====== STORED DATA

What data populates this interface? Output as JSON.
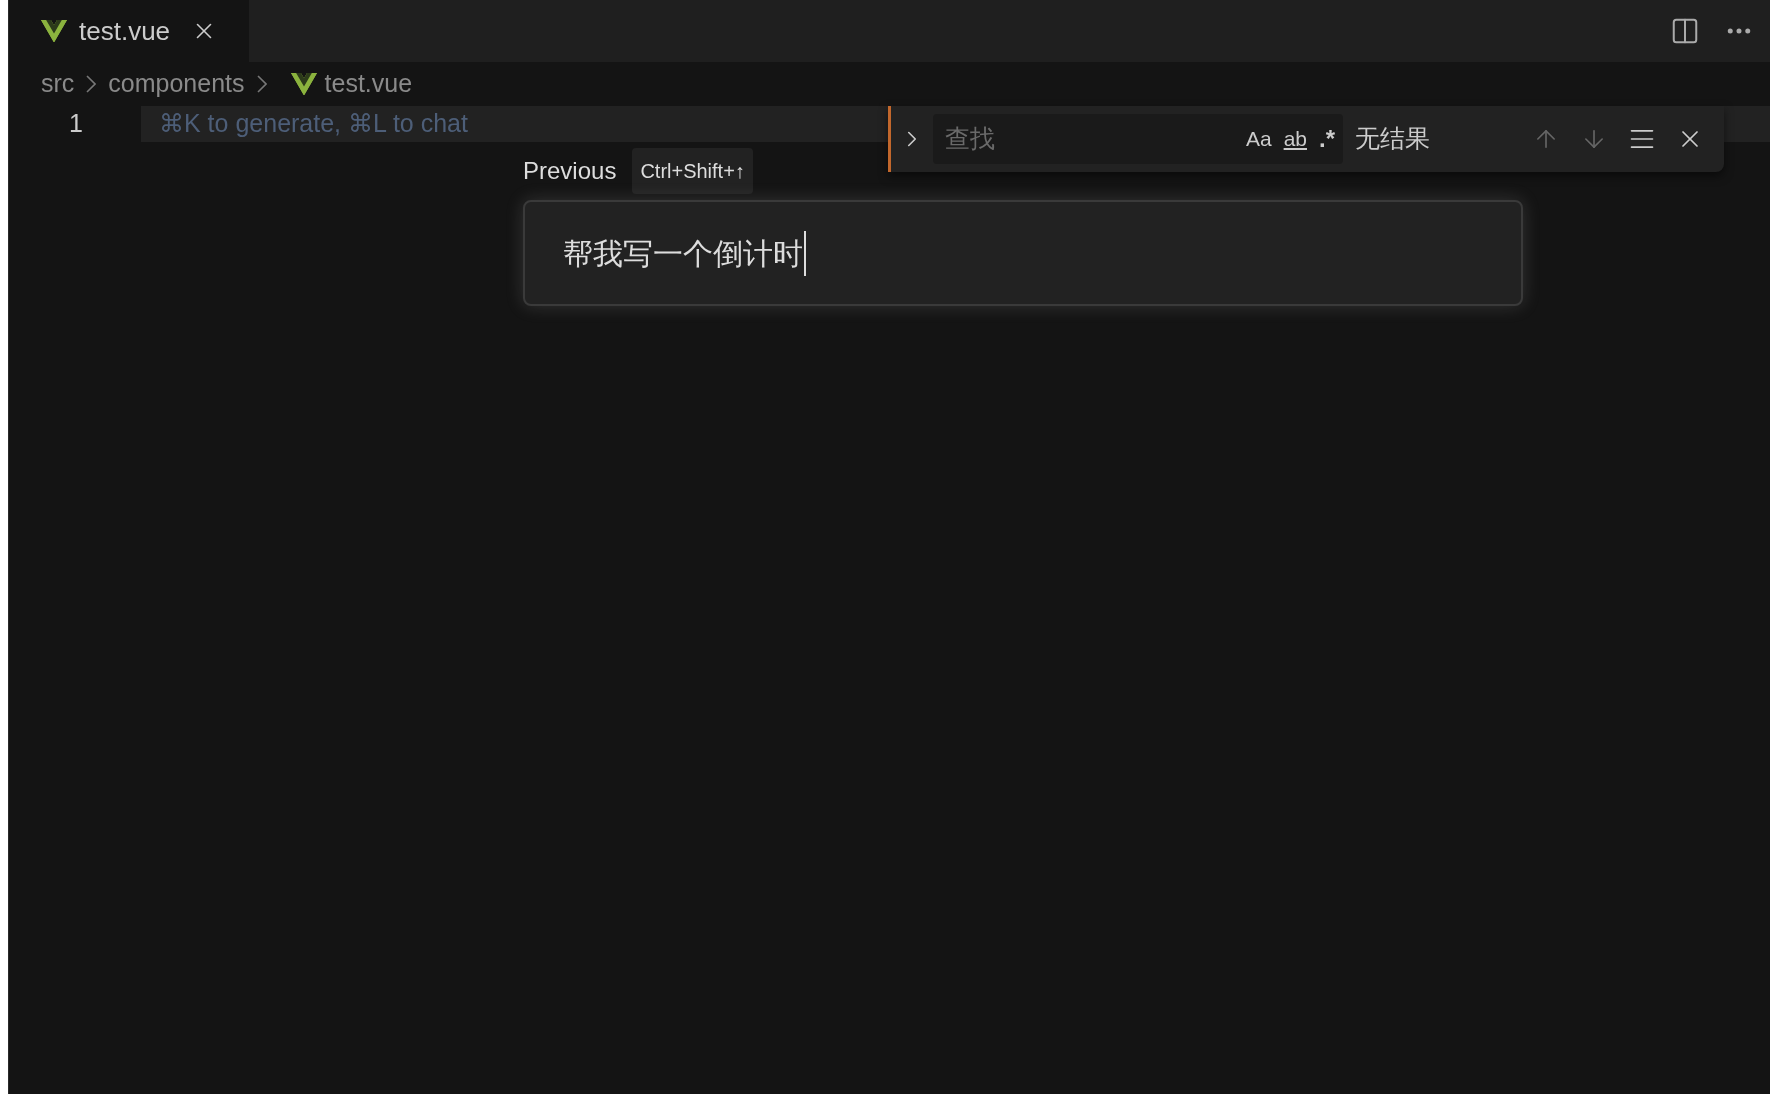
{
  "tabs": [
    {
      "label": "test.vue",
      "selected": true
    }
  ],
  "breadcrumb": [
    {
      "label": "src",
      "kind": "folder"
    },
    {
      "label": "components",
      "kind": "folder"
    },
    {
      "label": "test.vue",
      "kind": "file"
    }
  ],
  "editor": {
    "line_numbers": [
      "1"
    ],
    "hint": "⌘K to generate, ⌘L to chat"
  },
  "find_widget": {
    "placeholder": "查找",
    "toggles": [
      "Aa",
      "ab",
      ".*"
    ],
    "result": "无结果"
  },
  "prompt": {
    "history_label": "Previous",
    "shortcut": "Ctrl+Shift+↑",
    "value": "帮我写一个倒计时"
  }
}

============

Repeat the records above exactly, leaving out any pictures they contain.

» **ANSWER BOX**
What data populates this interface? Output as JSON.
{
  "tabs": [
    {
      "label": "test.vue",
      "selected": true
    }
  ],
  "breadcrumb": [
    {
      "label": "src",
      "kind": "folder"
    },
    {
      "label": "components",
      "kind": "folder"
    },
    {
      "label": "test.vue",
      "kind": "file"
    }
  ],
  "editor": {
    "line_numbers": [
      "1"
    ],
    "hint": "⌘K to generate, ⌘L to chat"
  },
  "find_widget": {
    "placeholder": "查找",
    "toggles": [
      "Aa",
      "ab",
      ".*"
    ],
    "result": "无结果"
  },
  "prompt": {
    "history_label": "Previous",
    "shortcut": "Ctrl+Shift+↑",
    "value": "帮我写一个倒计时"
  }
}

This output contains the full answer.